By Vivek Raj | Galatta | Aug 27, 2020, 12:45 pm
Top medical experts at the All India Institute of Medical Sciences (AIIMS) in a statement on Wednesday said that the novel coronavirus can affect almost all organs in the human body and not just the lungs, while adding that the initial symptoms may be completely unrelated to chest complaints that are commonly reported. They added that the classification of COVD-19 cases based on whether they are mild, moderate and severe categories need to be relooked in order to include other organ involvement and not just respiratory symptoms that have been observed so far.
Among the team of experts from AIIMS are its director Dr Randeep Guleria, Dr MV Padma Srivastava, head of department of Neurology, Dr Ambuj Roy, Professor of Cardiology and Dr Neeraj Nischal, Associate Professor in the department of Medicine, who during their their weekly ''National Clinical Grand Rounds'' held a discussion with NITI Aayog on the various probable extra-pulmonary complications of coronavirus.
Dr Guleria stated that strategies to combat COVID-19 are being changed from time-to-time after eight months into learning a lot from the infection. He added that numerous other manifestations of the virus have been noticed beyond just the lungs after initial thoughts of it being only a viral pneumonia.
"As we have known more and more about COVID-19, we have released it causes many extra pulmonary manifestations. This is basically the fact that this virus enters into cells through ACE2 receptors which although are present abundantly in upper airways and lungs, they are also present in many organs and thus other organs are also affected. We have seen many patients who presented with features which have not been predominantly pulmonary but extra pulmonary manifestations," Dr Guleria said in a statement.

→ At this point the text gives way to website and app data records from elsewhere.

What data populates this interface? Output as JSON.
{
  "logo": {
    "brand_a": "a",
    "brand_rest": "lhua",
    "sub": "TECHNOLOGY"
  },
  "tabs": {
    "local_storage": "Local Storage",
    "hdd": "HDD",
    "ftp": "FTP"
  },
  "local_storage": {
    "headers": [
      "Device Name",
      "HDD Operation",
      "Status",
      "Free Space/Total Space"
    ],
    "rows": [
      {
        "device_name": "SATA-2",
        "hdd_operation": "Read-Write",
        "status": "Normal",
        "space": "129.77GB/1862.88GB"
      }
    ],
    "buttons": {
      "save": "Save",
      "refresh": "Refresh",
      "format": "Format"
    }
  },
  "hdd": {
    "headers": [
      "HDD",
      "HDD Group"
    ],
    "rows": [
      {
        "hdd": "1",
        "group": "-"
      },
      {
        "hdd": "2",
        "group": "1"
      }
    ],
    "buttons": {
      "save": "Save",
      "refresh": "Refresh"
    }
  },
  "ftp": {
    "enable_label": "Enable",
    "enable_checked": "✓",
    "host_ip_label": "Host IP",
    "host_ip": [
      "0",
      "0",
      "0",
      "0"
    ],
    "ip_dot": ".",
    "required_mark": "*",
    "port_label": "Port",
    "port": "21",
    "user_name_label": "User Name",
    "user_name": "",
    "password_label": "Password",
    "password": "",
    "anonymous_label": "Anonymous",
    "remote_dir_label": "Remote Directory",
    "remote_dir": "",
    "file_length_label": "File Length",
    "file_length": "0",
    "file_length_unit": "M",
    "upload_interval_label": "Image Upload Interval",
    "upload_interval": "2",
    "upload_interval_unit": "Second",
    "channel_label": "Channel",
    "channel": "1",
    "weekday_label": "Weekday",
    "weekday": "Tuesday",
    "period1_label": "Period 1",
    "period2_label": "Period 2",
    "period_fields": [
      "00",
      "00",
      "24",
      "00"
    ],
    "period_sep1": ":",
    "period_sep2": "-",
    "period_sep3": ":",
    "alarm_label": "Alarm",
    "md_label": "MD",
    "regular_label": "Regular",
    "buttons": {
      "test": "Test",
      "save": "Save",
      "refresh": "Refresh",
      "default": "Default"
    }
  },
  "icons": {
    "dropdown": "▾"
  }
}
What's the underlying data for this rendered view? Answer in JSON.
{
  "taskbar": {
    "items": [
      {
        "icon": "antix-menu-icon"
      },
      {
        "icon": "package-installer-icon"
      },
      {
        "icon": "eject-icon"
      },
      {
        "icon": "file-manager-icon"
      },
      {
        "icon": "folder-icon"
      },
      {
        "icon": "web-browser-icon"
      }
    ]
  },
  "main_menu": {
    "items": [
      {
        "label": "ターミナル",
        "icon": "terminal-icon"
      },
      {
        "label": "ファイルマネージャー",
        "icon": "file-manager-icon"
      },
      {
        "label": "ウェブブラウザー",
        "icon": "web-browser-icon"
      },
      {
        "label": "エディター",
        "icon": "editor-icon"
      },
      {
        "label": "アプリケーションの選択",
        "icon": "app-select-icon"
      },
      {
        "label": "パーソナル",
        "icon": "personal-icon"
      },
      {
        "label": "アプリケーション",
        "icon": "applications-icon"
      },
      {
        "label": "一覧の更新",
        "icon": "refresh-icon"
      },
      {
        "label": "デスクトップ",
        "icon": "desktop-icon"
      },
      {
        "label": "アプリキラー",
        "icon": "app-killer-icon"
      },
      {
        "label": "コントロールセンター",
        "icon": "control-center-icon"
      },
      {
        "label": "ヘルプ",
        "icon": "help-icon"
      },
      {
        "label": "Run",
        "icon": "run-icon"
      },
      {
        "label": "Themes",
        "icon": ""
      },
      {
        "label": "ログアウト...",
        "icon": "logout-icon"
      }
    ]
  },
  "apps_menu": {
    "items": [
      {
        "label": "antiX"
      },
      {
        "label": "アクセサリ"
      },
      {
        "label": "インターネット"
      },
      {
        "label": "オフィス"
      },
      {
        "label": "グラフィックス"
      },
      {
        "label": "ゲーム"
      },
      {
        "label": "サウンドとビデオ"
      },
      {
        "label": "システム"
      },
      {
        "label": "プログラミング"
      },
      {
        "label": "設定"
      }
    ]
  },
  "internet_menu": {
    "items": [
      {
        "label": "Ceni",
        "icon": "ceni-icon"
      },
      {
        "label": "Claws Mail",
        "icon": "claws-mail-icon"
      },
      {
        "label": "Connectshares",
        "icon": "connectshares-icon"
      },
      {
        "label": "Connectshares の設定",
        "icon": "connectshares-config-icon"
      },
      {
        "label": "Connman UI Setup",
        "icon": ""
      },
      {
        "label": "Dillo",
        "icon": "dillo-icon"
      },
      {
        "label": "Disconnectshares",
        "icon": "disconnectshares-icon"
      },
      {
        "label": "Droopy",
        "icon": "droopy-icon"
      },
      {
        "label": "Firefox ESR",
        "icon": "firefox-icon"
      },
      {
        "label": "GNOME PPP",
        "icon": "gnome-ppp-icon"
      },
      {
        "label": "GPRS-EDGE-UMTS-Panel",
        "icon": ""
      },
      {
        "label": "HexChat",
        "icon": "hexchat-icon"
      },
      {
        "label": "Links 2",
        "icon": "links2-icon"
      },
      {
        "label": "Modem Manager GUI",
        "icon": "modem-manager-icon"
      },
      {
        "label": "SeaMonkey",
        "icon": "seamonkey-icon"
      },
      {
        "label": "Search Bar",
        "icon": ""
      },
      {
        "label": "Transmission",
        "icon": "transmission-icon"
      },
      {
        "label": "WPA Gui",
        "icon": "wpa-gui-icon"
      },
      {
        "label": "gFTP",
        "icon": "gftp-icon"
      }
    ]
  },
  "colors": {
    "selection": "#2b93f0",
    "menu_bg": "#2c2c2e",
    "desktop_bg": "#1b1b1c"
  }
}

Although pulmonary manifestations press on to be in control in a majority of the coronavirus cases, there is a significant number of patients who have displayed manifestations which may be along with pulmonary manifestations or may be without pulmonary manifestations, he stated. Dr Guleria further stressed, "We as clinicians need to have a high index of suspicion during this pandemic - when to suspect, treat and isolate these patients so that we can provide them good quality care,".
A number of coronavirus cases were presented by the experts in the programme, in which the patients were labelled as asymptomatic or mild COVID, but displayed serious life-threatening extra-pulmonary manifestations such as stroke and heart blocks. "What started off as a viral pneumonia is now a multi-systemic disease. However, the jury is out whether SARS-COV2 is the culprit in these extra pulmonary manifestations or just an innocent bystander which happens to be at the wrong place at a wrong time," Dr Nischal stated. He further added, "So the classification of COVID-19 into mild, moderate and severe cases based only on respiratory symptoms should be relooked into to incorporate other organ involvement,".

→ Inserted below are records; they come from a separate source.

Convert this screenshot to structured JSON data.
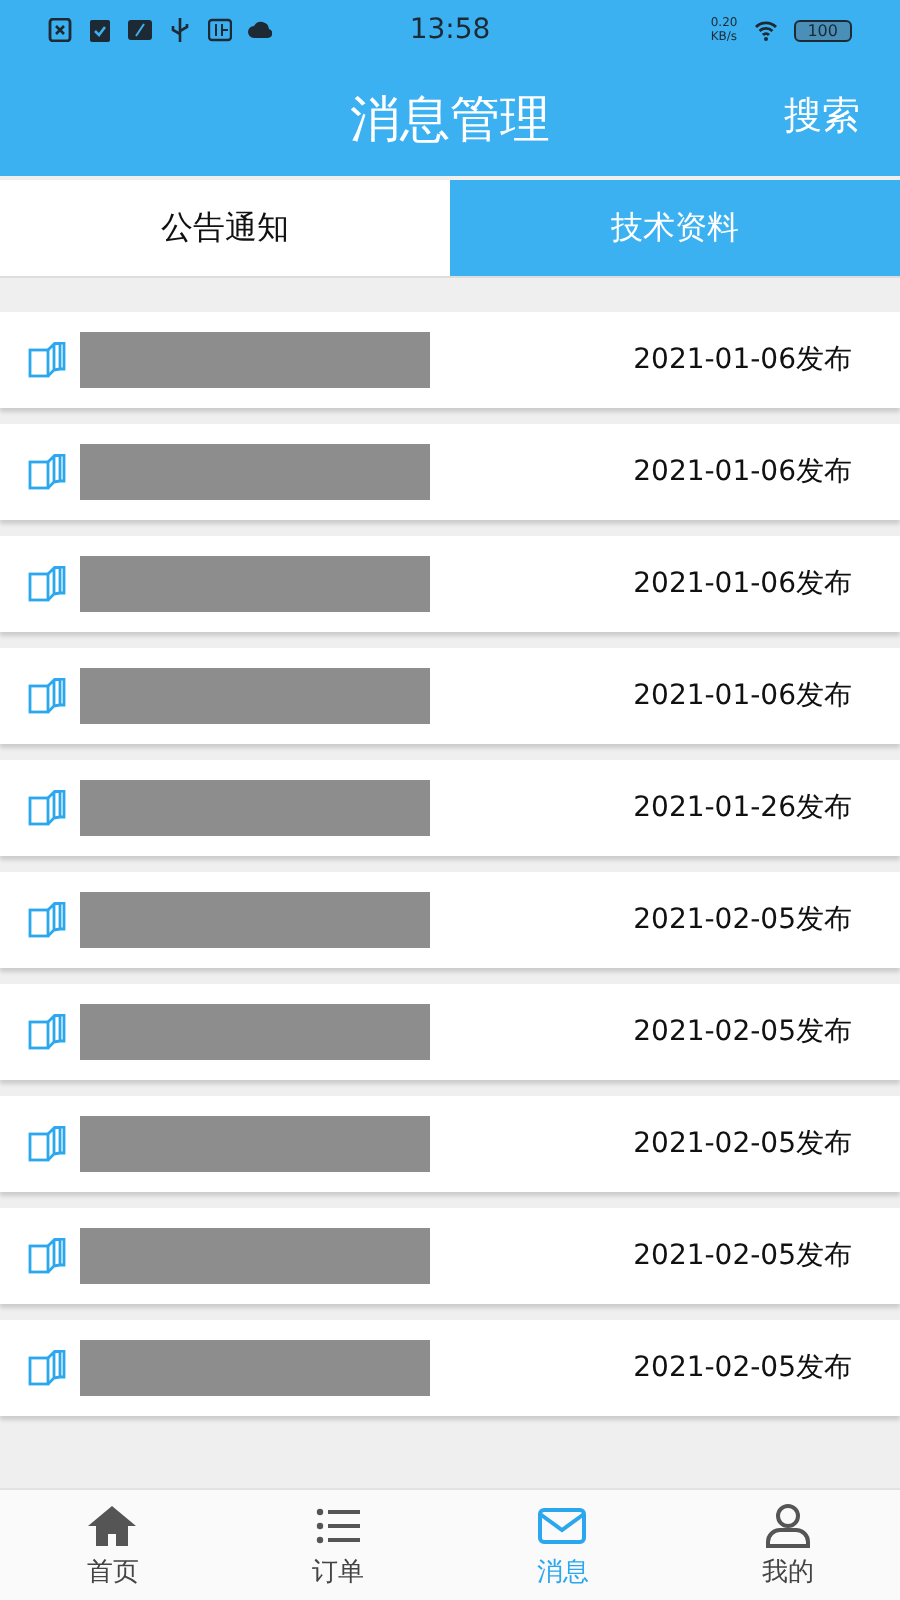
{
  "status_bar": {
    "time": "13:58",
    "speed": "0.20",
    "speed_unit": "KB/s",
    "battery": "100"
  },
  "header": {
    "title": "消息管理",
    "action": "搜索"
  },
  "tabs": [
    {
      "label": "公告通知",
      "selected": false
    },
    {
      "label": "技术资料",
      "selected": true
    }
  ],
  "messages": [
    {
      "date": "2021-01-06发布"
    },
    {
      "date": "2021-01-06发布"
    },
    {
      "date": "2021-01-06发布"
    },
    {
      "date": "2021-01-06发布"
    },
    {
      "date": "2021-01-26发布"
    },
    {
      "date": "2021-02-05发布"
    },
    {
      "date": "2021-02-05发布"
    },
    {
      "date": "2021-02-05发布"
    },
    {
      "date": "2021-02-05发布"
    },
    {
      "date": "2021-02-05发布"
    }
  ],
  "bottom_nav": [
    {
      "label": "首页",
      "kind": "home",
      "selected": false
    },
    {
      "label": "订单",
      "kind": "list",
      "selected": false
    },
    {
      "label": "消息",
      "kind": "mail",
      "selected": true
    },
    {
      "label": "我的",
      "kind": "person",
      "selected": false
    }
  ]
}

Dr Nishcal further noted that patients with organ involvement should be managed as per the existing guidelines of that specific health complication. He pointed out the case of a 35-year-old man, who had headaches and vomiting, but was also found to have life-threatening cortical vein thrombosis. Upon being tested, the man was found to be COVID-19 positive and had been asymptomatic as per existing severity guidelines.

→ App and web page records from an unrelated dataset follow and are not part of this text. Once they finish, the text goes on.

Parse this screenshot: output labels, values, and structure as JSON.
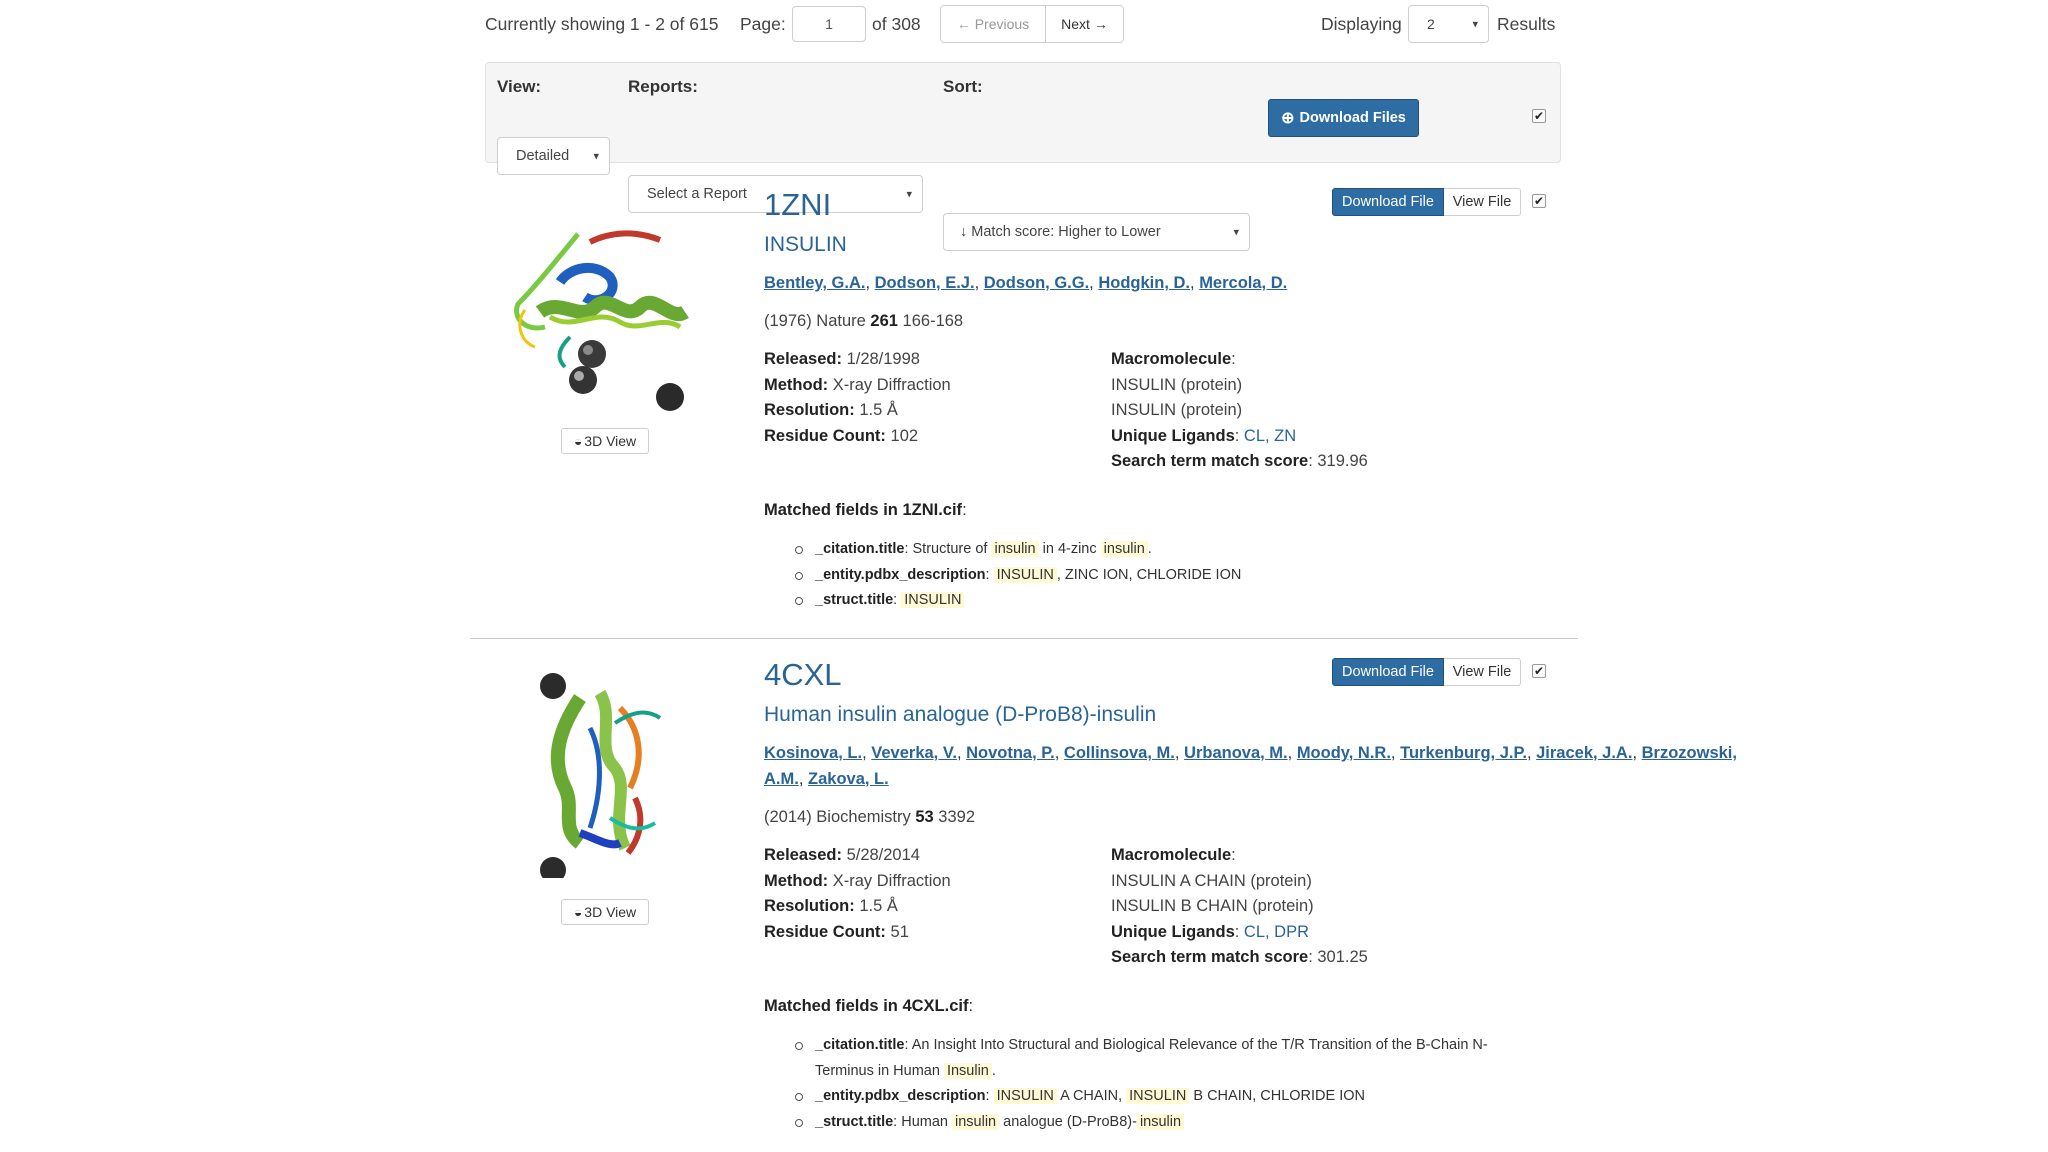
{
  "pagination": {
    "showing_text": "Currently showing 1 - 2 of 615",
    "page_label": "Page:",
    "page_value": "1",
    "of_text": "of 308",
    "previous_label": "← Previous",
    "next_label": "Next →",
    "displaying_label": "Displaying",
    "per_page_value": "2",
    "results_label": "Results"
  },
  "controls": {
    "view_label": "View:",
    "view_value": "Detailed",
    "reports_label": "Reports:",
    "reports_value": "Select a Report",
    "sort_label": "Sort:",
    "sort_value": "↓ Match score: Higher to Lower",
    "download_files_label": "Download Files",
    "select_all_checked": true
  },
  "results": [
    {
      "pdb_id": "1ZNI",
      "title": "INSULIN",
      "authors": [
        "Bentley, G.A.",
        "Dodson, E.J.",
        "Dodson, G.G.",
        "Hodgkin, D.",
        "Mercola, D."
      ],
      "citation": {
        "year": "(1976)",
        "journal": "Nature",
        "volume": "261",
        "pages": "166-168"
      },
      "released_label": "Released:",
      "released": "1/28/1998",
      "method_label": "Method:",
      "method": "X-ray Diffraction",
      "resolution_label": "Resolution:",
      "resolution": "1.5 Å",
      "residue_label": "Residue Count:",
      "residue_count": "102",
      "macromolecule_label": "Macromolecule",
      "macromolecules": [
        "INSULIN (protein)",
        "INSULIN (protein)"
      ],
      "ligands_label": "Unique Ligands",
      "ligands": "CL, ZN",
      "score_label": "Search term match score",
      "score": "319.96",
      "matched_prefix": "Matched fields in",
      "matched_file": "1ZNI.cif",
      "download_label": "Download File",
      "view_label": "View File",
      "view3d_label": "3D View",
      "checked": true
    },
    {
      "pdb_id": "4CXL",
      "title": "Human insulin analogue (D-ProB8)-insulin",
      "authors": [
        "Kosinova, L.",
        "Veverka, V.",
        "Novotna, P.",
        "Collinsova, M.",
        "Urbanova, M.",
        "Moody, N.R.",
        "Turkenburg, J.P.",
        "Jiracek, J.A.",
        "Brzozowski, A.M.",
        "Zakova, L."
      ],
      "citation": {
        "year": "(2014)",
        "journal": "Biochemistry",
        "volume": "53",
        "pages": "3392"
      },
      "released_label": "Released:",
      "released": "5/28/2014",
      "method_label": "Method:",
      "method": "X-ray Diffraction",
      "resolution_label": "Resolution:",
      "resolution": "1.5 Å",
      "residue_label": "Residue Count:",
      "residue_count": "51",
      "macromolecule_label": "Macromolecule",
      "macromolecules": [
        "INSULIN A CHAIN (protein)",
        "INSULIN B CHAIN (protein)"
      ],
      "ligands_label": "Unique Ligands",
      "ligands": "CL, DPR",
      "score_label": "Search term match score",
      "score": "301.25",
      "matched_prefix": "Matched fields in",
      "matched_file": "4CXL.cif",
      "download_label": "Download File",
      "view_label": "View File",
      "view3d_label": "3D View",
      "checked": true
    }
  ],
  "matched_fields_1": {
    "citation_key": "_citation.title",
    "citation_pre": "Structure of",
    "citation_hl1": "insulin",
    "citation_mid": "in 4-zinc",
    "citation_hl2": "insulin",
    "citation_post": ".",
    "entity_key": "_entity.pdbx_description",
    "entity_hl": "INSULIN",
    "entity_post": ", ZINC ION, CHLORIDE ION",
    "struct_key": "_struct.title",
    "struct_hl": "INSULIN"
  },
  "matched_fields_2": {
    "citation_key": "_citation.title",
    "citation_pre": "An Insight Into Structural and Biological Relevance of the T/R Transition of the B-Chain N-Terminus in Human",
    "citation_hl": "Insulin",
    "citation_post": ".",
    "entity_key": "_entity.pdbx_description",
    "entity_hl1": "INSULIN",
    "entity_mid": "A CHAIN,",
    "entity_hl2": "INSULIN",
    "entity_post": "B CHAIN, CHLORIDE ION",
    "struct_key": "_struct.title",
    "struct_pre": "Human",
    "struct_hl1": "insulin",
    "struct_mid": "analogue (D-ProB8)-",
    "struct_hl2": "insulin"
  },
  "icons": {
    "checkbox_mark": "✔",
    "download_circle": "⊕",
    "view3d": "◒",
    "caret": "▾"
  },
  "colors": {
    "link": "#2a6496",
    "primary_button": "#2e6da4",
    "highlight": "#fff9d6",
    "panel_bg": "#f5f5f5"
  }
}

"There is a big spectrum of neurological manifestations which have been linked to COVID-19. In some patients, the brain is involved and it may lead to clotting, resulting in stroke or can cause infection and lead to encephalitis or other complications which have nothing to do with lungs," Dr Padma said.
Furthermore, Dr Ambuj's team cited a patient with a very low pulse rate and was identified to be COVID-19 positive. In order to improve the heart rate, he required initial support with a few medicines. "Normally pacemakers are put in such patients to improve their heart rate but based on experiences documented in literature, we realised some of these could be due to COVID-19, so a pacemaker was not put and her heart rate gradually improved with supportive treatment,", he said.
In his statement, Dr Roy said, "Sometimes, the electrical pulse system of the heart which gives rise to heart beat can be affected in COVID-19 and it is self-limiting and improves with time. So these patients who would otherwise normally require a pacemaker may not even need it. However, more evidence is needed to be definitive about this as it is a new disease and limited information and experience regarding it is available as of now,".